In this talk we will discuss an approach for automating correctness proofs of distributed systems using small model properties and automatic theorem provers. Small model theorems provide bounds on the size of the model that need to be checked for ascertaining the validity of logical formulas. The common theme in this talk is the observation that inductive invariance and progress proof rules, which are arguably the most commonly used techniques in checking correctness of distributed systems, can be expressed in a form that has small model properties. This then makes it is possible to check only finite instances of the system, and infer correctness of arbitrarily large instances. The approach extends to system models with skewed clocks, communication patterns that are regular graphs, as well as models with partial synchrony.
Sayan Mitra is an Associate Professor of Electrical and Computer Engineering at the University of Illinois at Urbana-Champaign. His research interests are in formal verification, distributed computing, and cyberphysical systems. He holds a PhD from MIT (2007), MSc from the Indian Institute of Science, Bangalore, and undergraduate degree in EE from Jadavpur University, Kolkata. He was a postdoctoral fellow at the Center for Mathematics of Information of CalTech, and held visiting faculty positions at Oxford University and Kirtland Air Force Research Laboratory. Sayan received the National Science Foundation’s CAREER Award in 2011, AFOSR Young Investigator Research Program Award in 2012, IEEE-HKN C. Holmes MacDonald Outstanding Teaching Award (2013), Samsung Global Research Outreach Award, and several best paper awards.

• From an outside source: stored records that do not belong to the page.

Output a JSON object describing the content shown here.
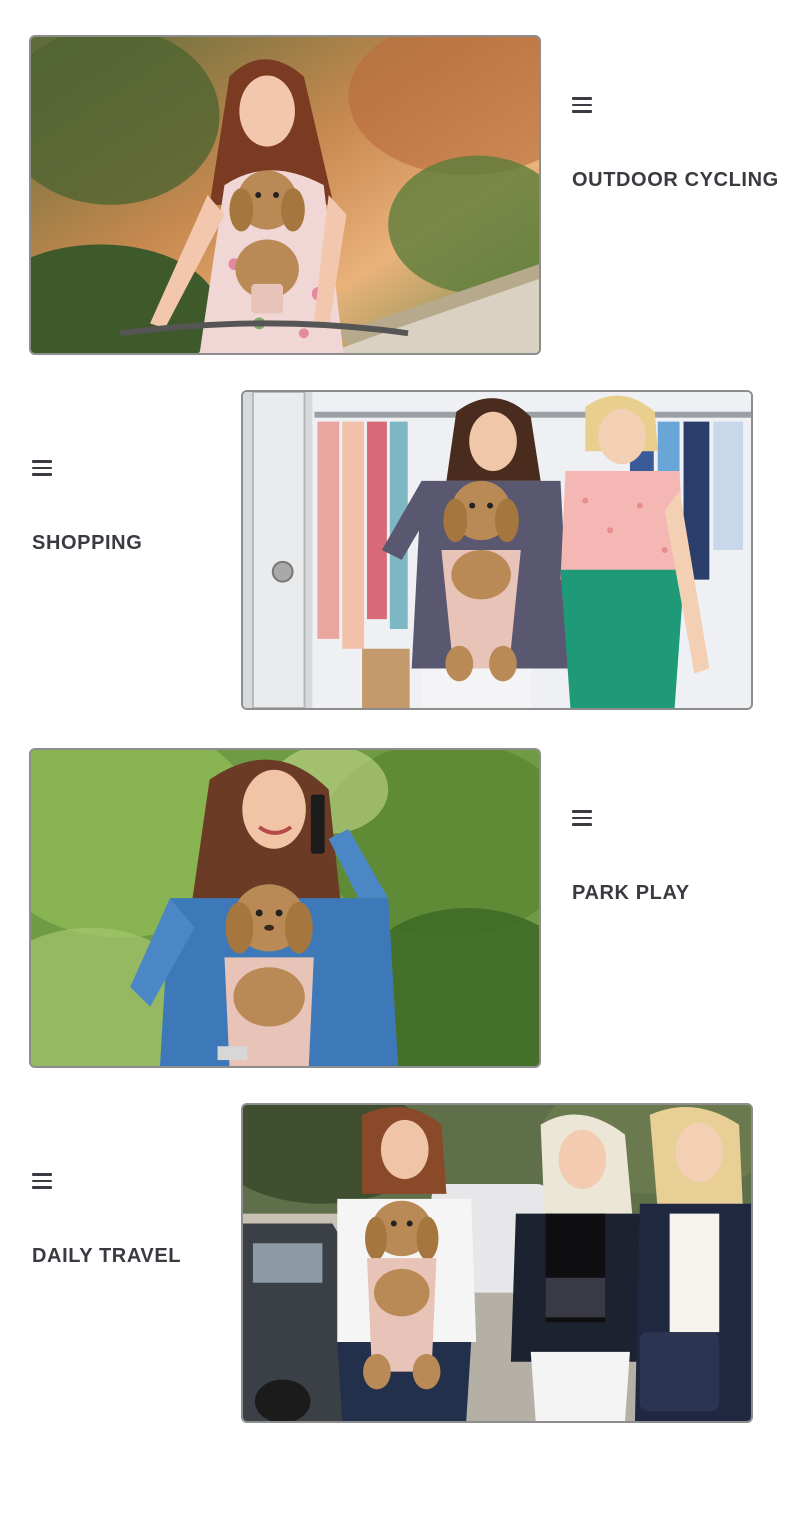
{
  "sections": [
    {
      "label": "OUTDOOR CYCLING",
      "icon": "menu-lines-icon",
      "image": "woman-cycling-with-poodle-in-carrier"
    },
    {
      "label": "SHOPPING",
      "icon": "menu-lines-icon",
      "image": "two-women-shopping-with-poodle-in-carrier"
    },
    {
      "label": "PARK PLAY",
      "icon": "menu-lines-icon",
      "image": "woman-on-phone-with-poodle-in-carrier"
    },
    {
      "label": "DAILY TRAVEL",
      "icon": "menu-lines-icon",
      "image": "three-women-walking-with-poodle-in-carrier"
    }
  ],
  "colors": {
    "text": "#3a3a40",
    "photo_border": "#8d8d8d",
    "poodle": "#b98a55",
    "carrier": "#e8c3b8"
  }
}
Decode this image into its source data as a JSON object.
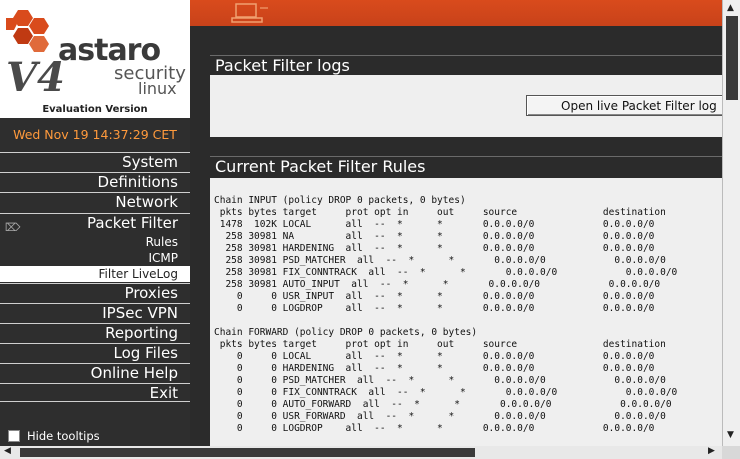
{
  "brand": {
    "name": "astaro",
    "version": "V4",
    "product_line1": "security",
    "product_line2": "linux",
    "edition": "Evaluation Version"
  },
  "datetime": "Wed Nov 19 14:37:29 CET",
  "nav": [
    {
      "label": "System"
    },
    {
      "label": "Definitions"
    },
    {
      "label": "Network"
    },
    {
      "label": "Packet Filter"
    },
    {
      "label": "Proxies"
    },
    {
      "label": "IPSec VPN"
    },
    {
      "label": "Reporting"
    },
    {
      "label": "Log Files"
    },
    {
      "label": "Online Help"
    },
    {
      "label": "Exit"
    }
  ],
  "subnav": [
    {
      "label": "Rules"
    },
    {
      "label": "ICMP"
    },
    {
      "label": "Filter LiveLog"
    }
  ],
  "hide_tooltips_label": "Hide tooltips",
  "logs_panel": {
    "title": "Packet Filter logs",
    "button_label": "Open live Packet Filter log"
  },
  "rules_panel": {
    "title": "Current Packet Filter Rules",
    "text": "Chain INPUT (policy DROP 0 packets, 0 bytes)\n pkts bytes target     prot opt in     out     source               destination\n 1478  102K LOCAL      all  --  *      *       0.0.0.0/0            0.0.0.0/0\n  258 30981 NA         all  --  *      *       0.0.0.0/0            0.0.0.0/0\n  258 30981 HARDENING  all  --  *      *       0.0.0.0/0            0.0.0.0/0\n  258 30981 PSD_MATCHER  all  --  *      *       0.0.0.0/0            0.0.0.0/0\n  258 30981 FIX_CONNTRACK  all  --  *      *       0.0.0.0/0            0.0.0.0/0\n  258 30981 AUTO_INPUT  all  --  *      *       0.0.0.0/0            0.0.0.0/0\n    0     0 USR_INPUT  all  --  *      *       0.0.0.0/0            0.0.0.0/0\n    0     0 LOGDROP    all  --  *      *       0.0.0.0/0            0.0.0.0/0\n\nChain FORWARD (policy DROP 0 packets, 0 bytes)\n pkts bytes target     prot opt in     out     source               destination\n    0     0 LOCAL      all  --  *      *       0.0.0.0/0            0.0.0.0/0\n    0     0 HARDENING  all  --  *      *       0.0.0.0/0            0.0.0.0/0\n    0     0 PSD_MATCHER  all  --  *      *       0.0.0.0/0            0.0.0.0/0\n    0     0 FIX_CONNTRACK  all  --  *      *       0.0.0.0/0            0.0.0.0/0\n    0     0 AUTO_FORWARD  all  --  *      *       0.0.0.0/0            0.0.0.0/0\n    0     0 USR_FORWARD  all  --  *      *       0.0.0.0/0            0.0.0.0/0\n    0     0 LOGDROP    all  --  *      *       0.0.0.0/0            0.0.0.0/0"
  },
  "colors": {
    "accent": "#d94b1c",
    "datetime": "#ff9a3c",
    "sidebar_bg": "#2e2e2e",
    "panel_bg": "#efefef"
  },
  "icons": {
    "packet_filter": "packet-filter-icon",
    "topbar": "computer-icon"
  }
}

This talk is organized by Rigorous Systems Engineering (RiSE).